The children we once knew have grown, moved, married, and are contemplating children. Some parents, like mine, remain in old circles and wonder at our forgetfulness.
The loss is not intentional. Rather too great is the world, too many are the people. We do not mean to surrender these memories of childhood, they are forced from us by the onslaught of days. To manage we devote our meager resources to our current locations, to our new homes. On the East Coast for a few days of stories and family, I learn of another method, long practiced, for defeating the limits of memory.
My father’s parents drive me south to Philadelphia. We have scant trips like this together and many things to share, tales of those gone and those unable to join us. We alternate between the two as the miles pass. Sometimes we speak of our future desires, my own hopes to visit Scotland this fall among them.
“It’s really beautiful out at the north edge of Scotland,” says my grandfather, “I forget the name of the town, I’d have to look at my notes. Anyway, you ride along…”
In an astonishing moment an entire world previously unknown appears to me, revealed after decades. The same decades that have hidden my childhood companions suddenly contain copious detail, personal history, the travel of those with no limits on time.
“Notes?” I ask, thinking of my poor scribbled collection of memories from earlier travels, from years abroad.
“From everywhere we’ve ever been,” he says.
“Every night when we get back to the hotel,” adds my grandmother, “he writes while I read my book.” With that my own urge to organize and record no longer seems so strange. The first image I see is of our cruise in two thousand six, me writing in a lounge high on the ship late in the evenings, others having retired to their cabins. I imagine him sitting at a table, looking out over the Mediterranean, writing.
A day later I have copies of his notes from three weeks spent in Scotland in nineteen ninety four and can add format and handwriting to my imagined evenings. The notes are in a kind of short hand, and the hours driving together lend me the sound of his voice as I read them, which I do for much of my plane flight home.
9/10 Saturday Stayed — Toured Hadrian’s Wall — Housesteads Roman Ft. (high on ridge, impressive remains & views, walked wall — really windy)
Almost twenty years ago. As with so many written things I picture a book of these travel diaries, with appendixes that list the miles traveled per day, that list the names of each hotel, as they are recorded on the paper in front of me. I see a book of things forgotten and yet not lost.
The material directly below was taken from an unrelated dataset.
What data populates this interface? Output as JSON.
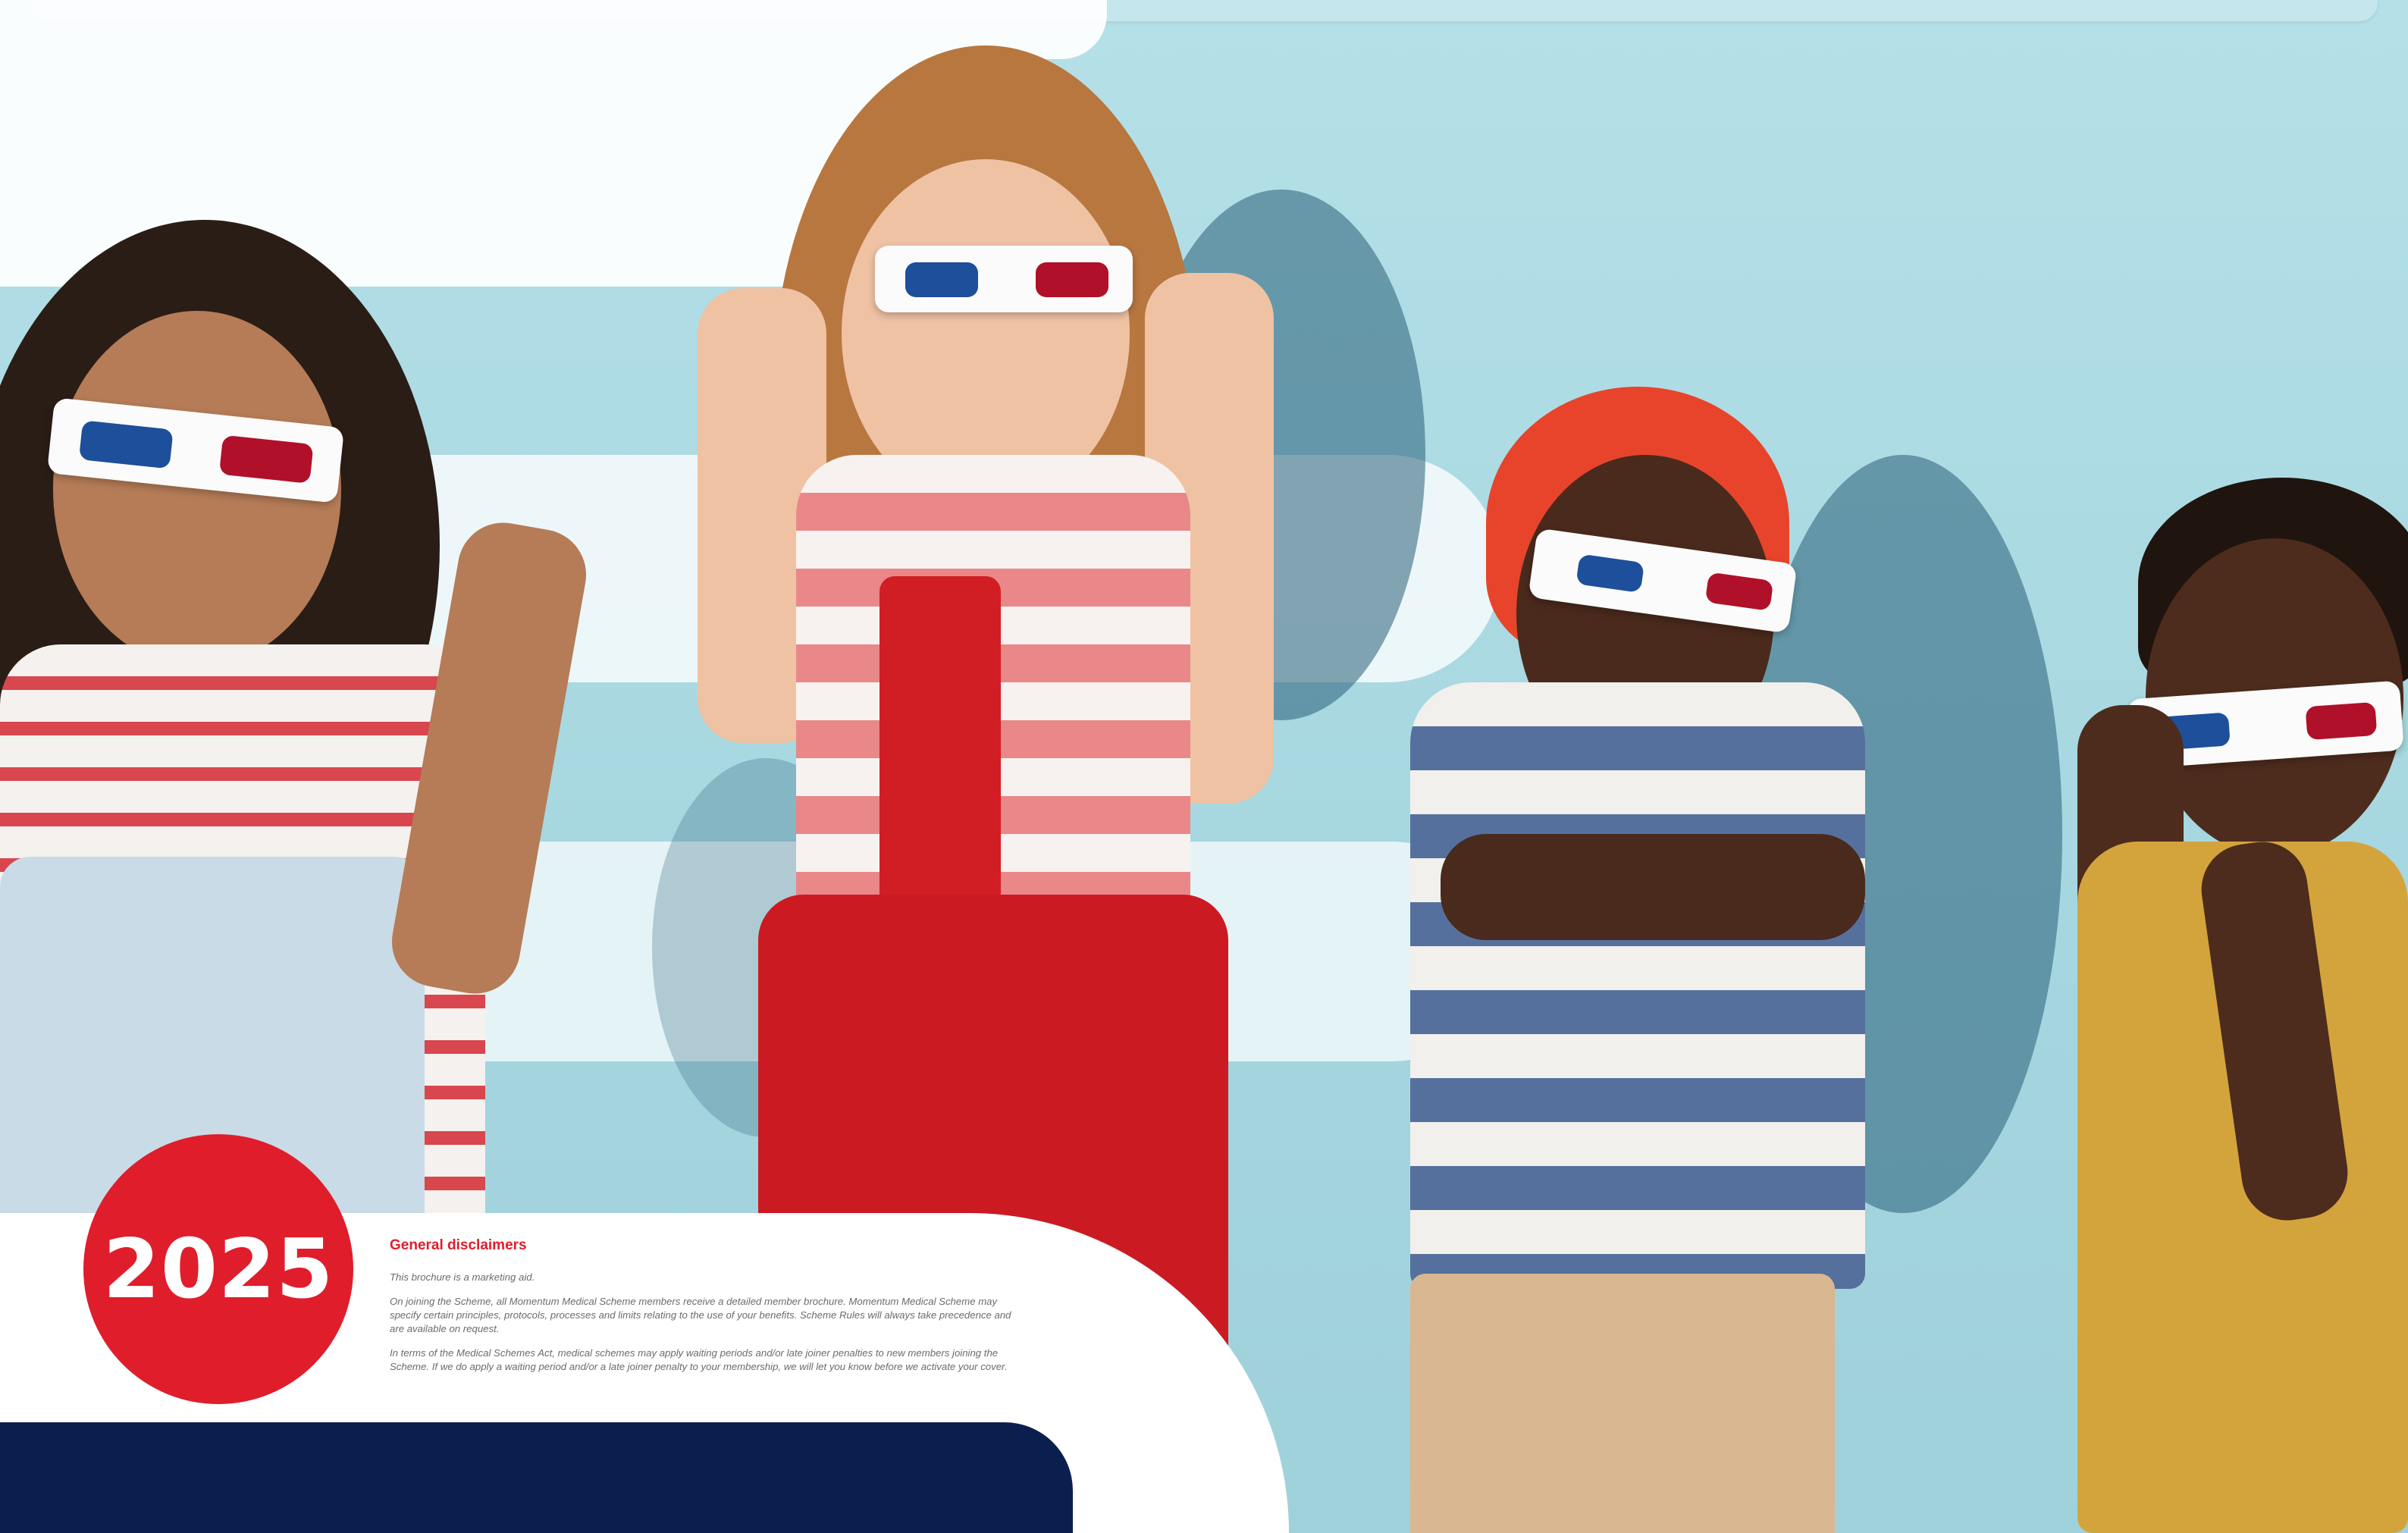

We have a finite memory. Most things slide in and out. Relationships, good times with old friends, one-time travels to distant lands, even these drift from our fingertips though we do not mean to let them. What then of the details of Japan, of Shanghai, of our travels, houses, kitten? On the bus home from the airport I think of this site, of my attempts to record time and place, and vow to continue. Looking down again at his notes as I sit in the fog of San Francisco I am amazed at the details so long forgotten and so quickly returned to hand.